- Having a preference for homes with CAT-5 wiring, DSL availability and updated electrical systems (to protect your equipment from sparks and surges);
- Living within driving distance of your parents or friends or favorite social haunts, so you don't have to spend a lot to visit;
- Walking to your yoga studio on Wednesday afternoons and driving a few minutes to Whole Foods to pick up lots of ready-to-eat stuff every other week;
- Meeting your book club at your favorite downtown bookstore, a short drive away;
- Pulling your car into a secure garage after you get home from visiting your parents, the rock climbing gym and your book club -- I think you get the idea.
If you had changed your work, you can imagine how things would change -- preferred locations would be driven more by your workplace than your leisure activities. If you had children, things would shift again -- bigger space and income needs, maybe more cooking and more demands for your kitchen and eating areas, probably less time to walk to yoga, etc. Widen your thoughts beyond just the number of bedrooms and bathrooms you need to things about your house -- and your lifestyle -- that don't come immediately to mind. Craft a vision of your lifestyle, and from that we'll back into the specs of your house in a manner that is much more likely to see you happy a year or two down the road.
Now, if you have a need to share your Vision with someone, and there is no one in your life you can count on to support it, you need to trade up. Start flushing as many toxic people out of your life as possible and simply maintain your commitment and intention. Soon enough, your energy will attract similarly positively oriented people into your life.
An Eco-Friendly Vision
Like your favorite foods, your vision of home should be:
- Organic -- it should grow naturally out of and be consistent with your personal values, life philosophy, life plan;
- Holistic -- it must take account of all areas of your life; and
- Sustainable -- you include a savings and emergency resource strategy which will allow it, and you, to survive a job change, a couple of months without work, a car breakdown, etc.
Insight: Your Vision Is Your Baby
In three ways, you must treat your Vision like a newborn child.
- Nourish It -- Put yourself in a place and atmosphere that promotes creativity, and make sure you have a lovely notebook and comfortable pen, or your laptop, or whatever materials will be the most inviting to your thoughts. If you like, seclude yourself at home with music (they say baroque is the best for writing, but I like the hype and braggadocio in hip hop) or TV background noise or silence. Or maybe you prefer to work with some human bustle in the background; your kids or the patrons at your neighborhood coffee shop will be glad to oblige. Some of my clients have had delightful Vision-writing experiences in a group, retreat-like setting with like-minded pals.
- Focus on It -- Right now, decide when you are going to devote time to the care and feeding of your Vision, and set the time in your calendar or log it in your PDA. Without doing so, this whole project can quickly go from an absolute must to just another good idea that never actually happened.

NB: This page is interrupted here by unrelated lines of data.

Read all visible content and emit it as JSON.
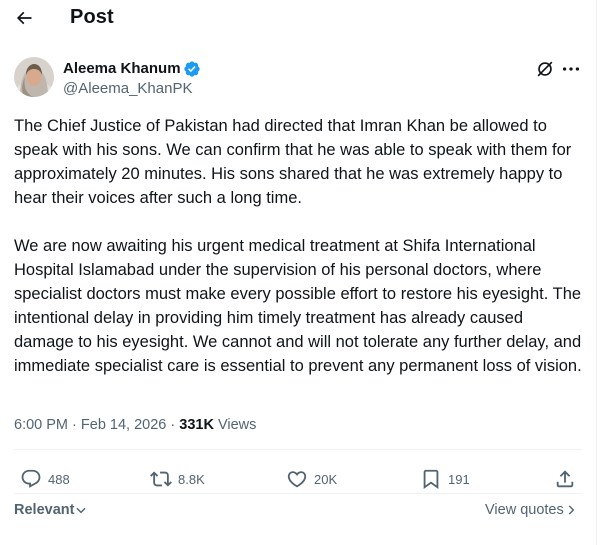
{
  "header": {
    "title": "Post"
  },
  "author": {
    "name": "Aleema Khanum",
    "handle": "@Aleema_KhanPK",
    "verified_color": "#1d9bf0"
  },
  "tweet": {
    "paragraphs": [
      "The Chief Justice of Pakistan had directed that Imran Khan be allowed to speak with his sons. We can confirm that he was able to speak with them for approximately 20 minutes. His sons shared that he was extremely happy to hear their voices after such a long time.",
      "We are now awaiting his urgent medical treatment at Shifa International Hospital Islamabad under the supervision of his personal doctors, where specialist doctors must make every possible effort to restore his eyesight. The intentional delay in providing him timely treatment has already caused damage to his eyesight. We cannot and will not tolerate any further delay, and immediate specialist care is essential to prevent any permanent loss of vision."
    ]
  },
  "meta": {
    "time": "6:00 PM",
    "separator": "·",
    "date": "Feb 14, 2026",
    "views_count": "331K",
    "views_label": "Views"
  },
  "actions": {
    "replies": "488",
    "reposts": "8.8K",
    "likes": "20K",
    "bookmarks": "191"
  },
  "replies_bar": {
    "sort_label": "Relevant",
    "quotes_label": "View quotes"
  },
  "icons": [
    "back-arrow-icon",
    "verified-badge-icon",
    "grok-icon",
    "more-icon",
    "reply-icon",
    "repost-icon",
    "like-icon",
    "bookmark-icon",
    "share-icon",
    "chevron-down-icon",
    "chevron-right-icon"
  ]
}
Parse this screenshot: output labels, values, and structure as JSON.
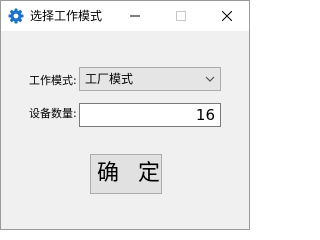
{
  "window": {
    "title": "选择工作模式",
    "icon": "gear-icon",
    "accent": "#1e73c8"
  },
  "form": {
    "mode_label": "工作模式:",
    "mode_value": "工厂模式",
    "count_label": "设备数量:",
    "count_value": "16"
  },
  "buttons": {
    "confirm_label": "确 定"
  }
}
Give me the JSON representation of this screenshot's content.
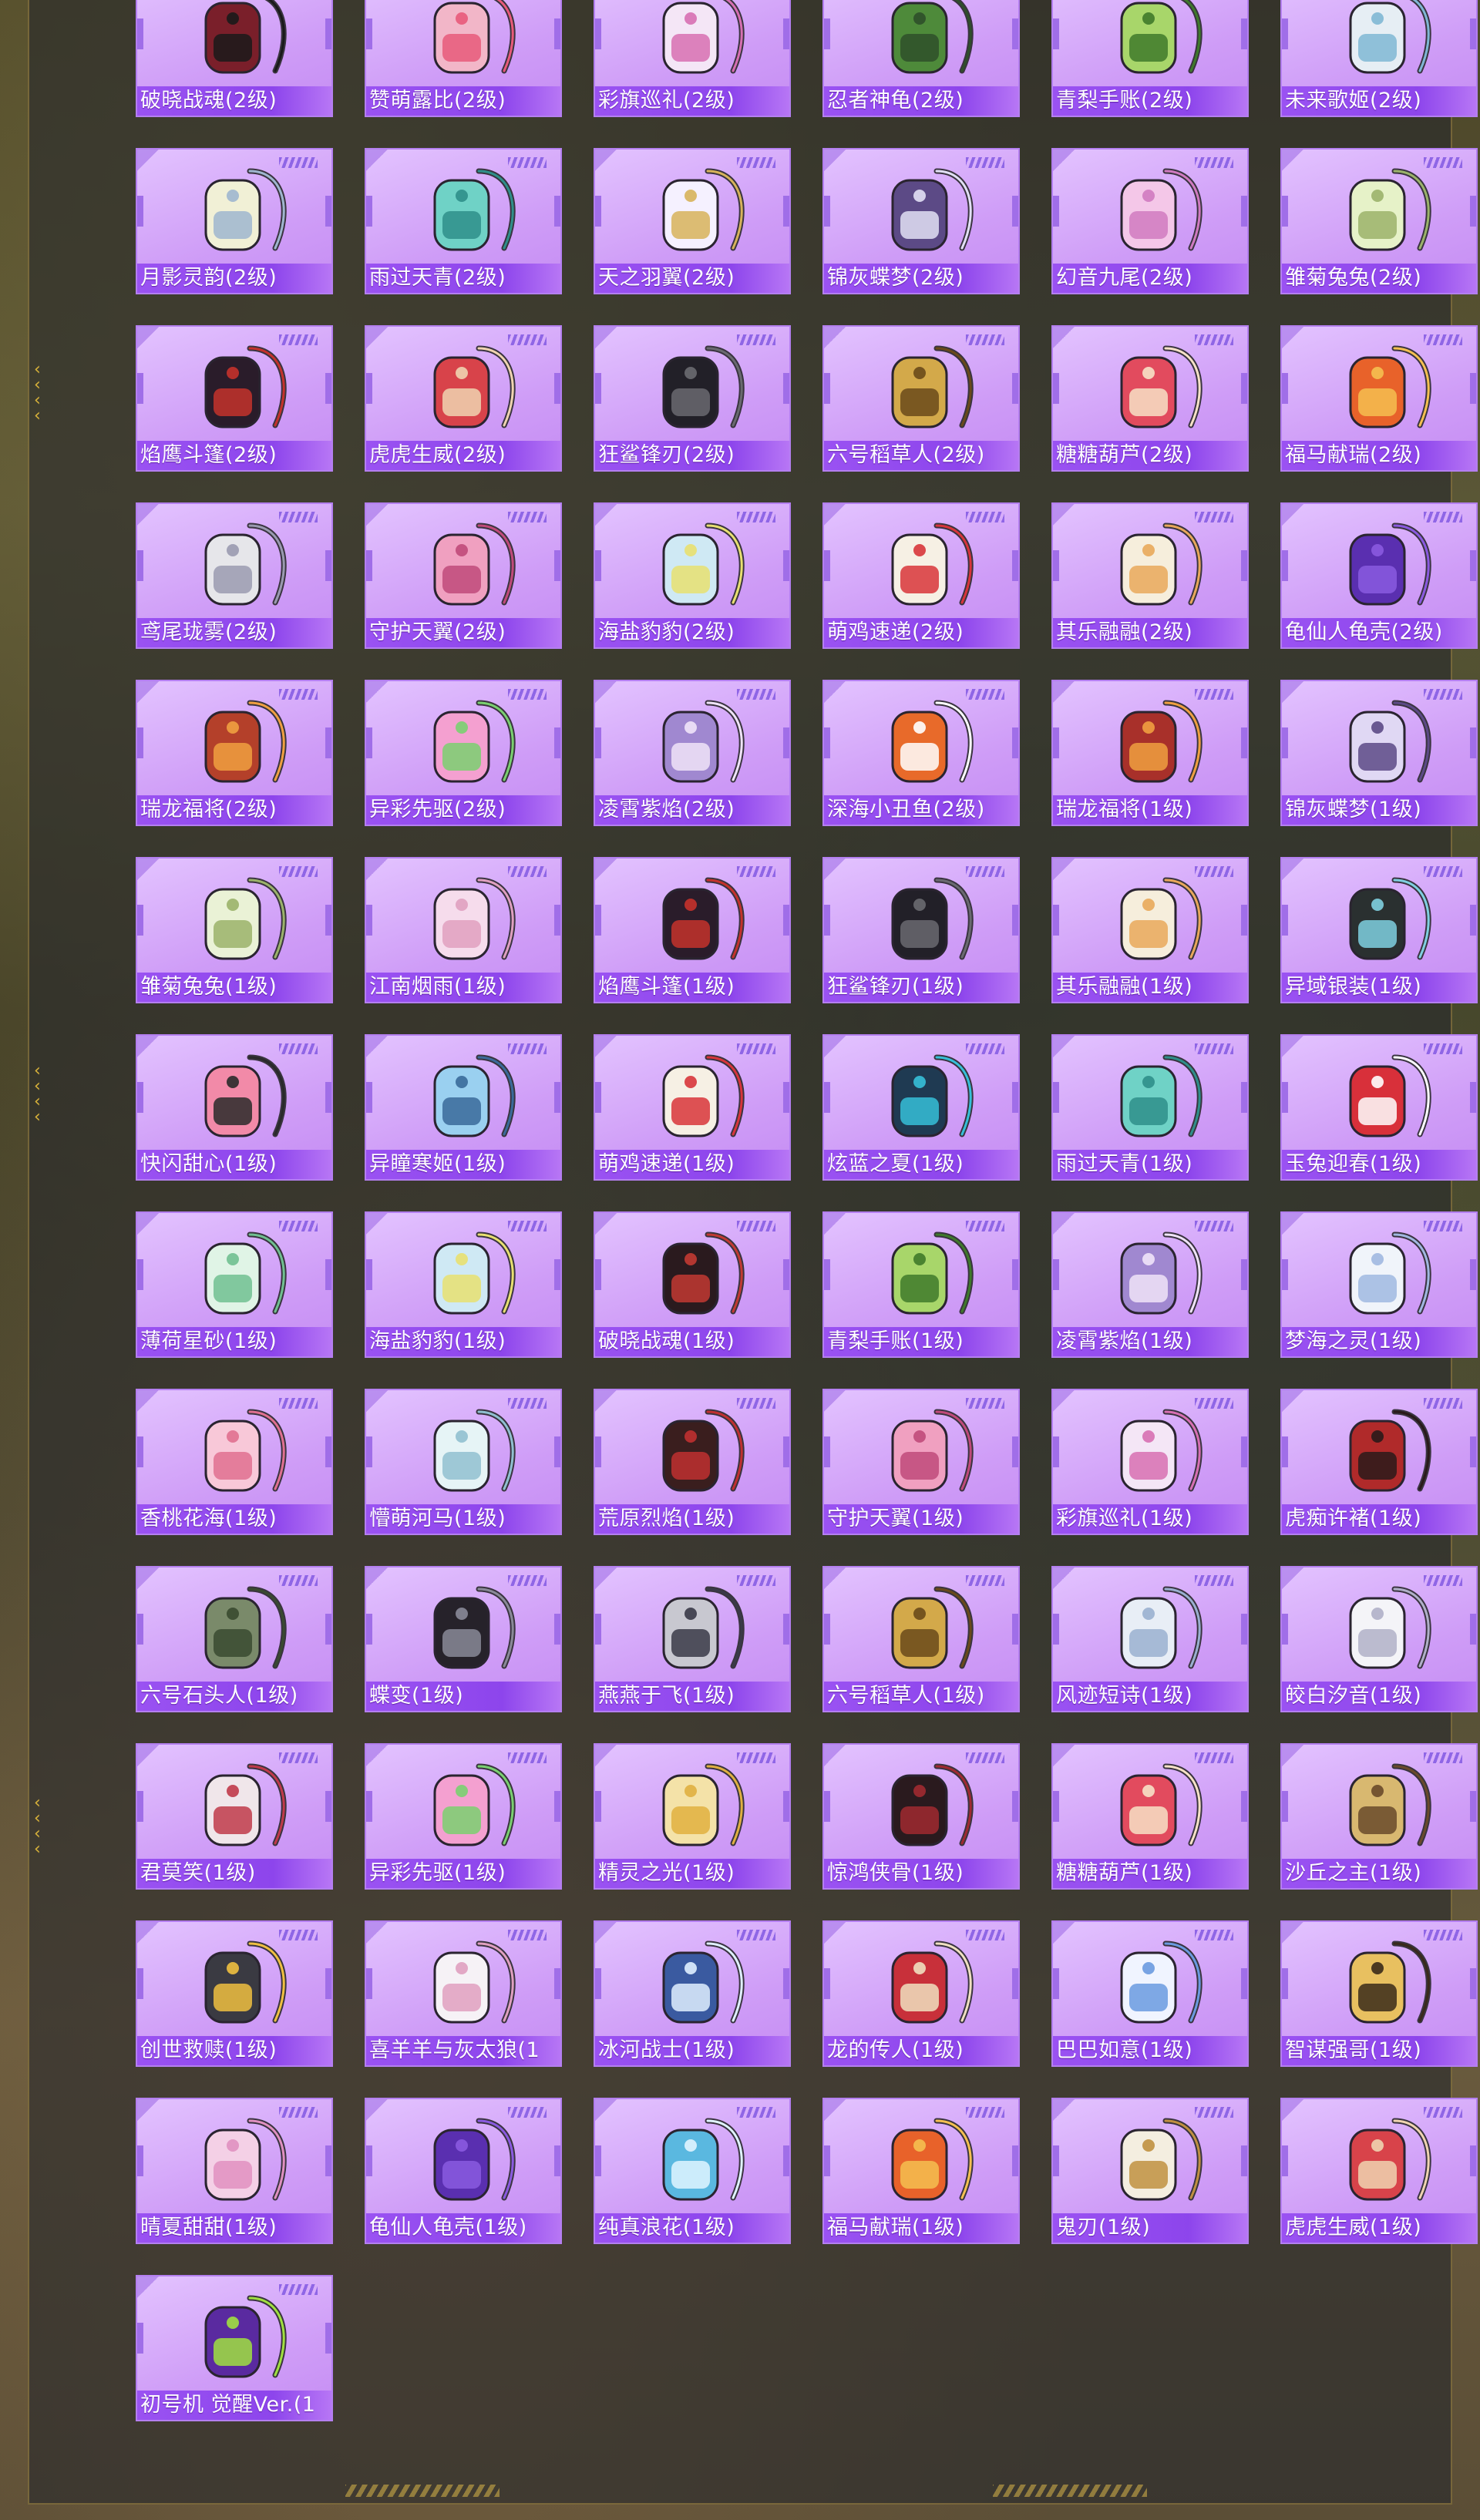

- Protect It -- Protect your Vision from opposing forces -- from without and within. UNDER NO CIRCUMSTANCES are you authorized to share your Vision, or even the fact that you plan to document it, with anyone who will be anything other than supportive. Throughout the ages they've been known variously as naysayers, malcontents, or haters, but you already know who they are in your life. Keep your Vision away from them.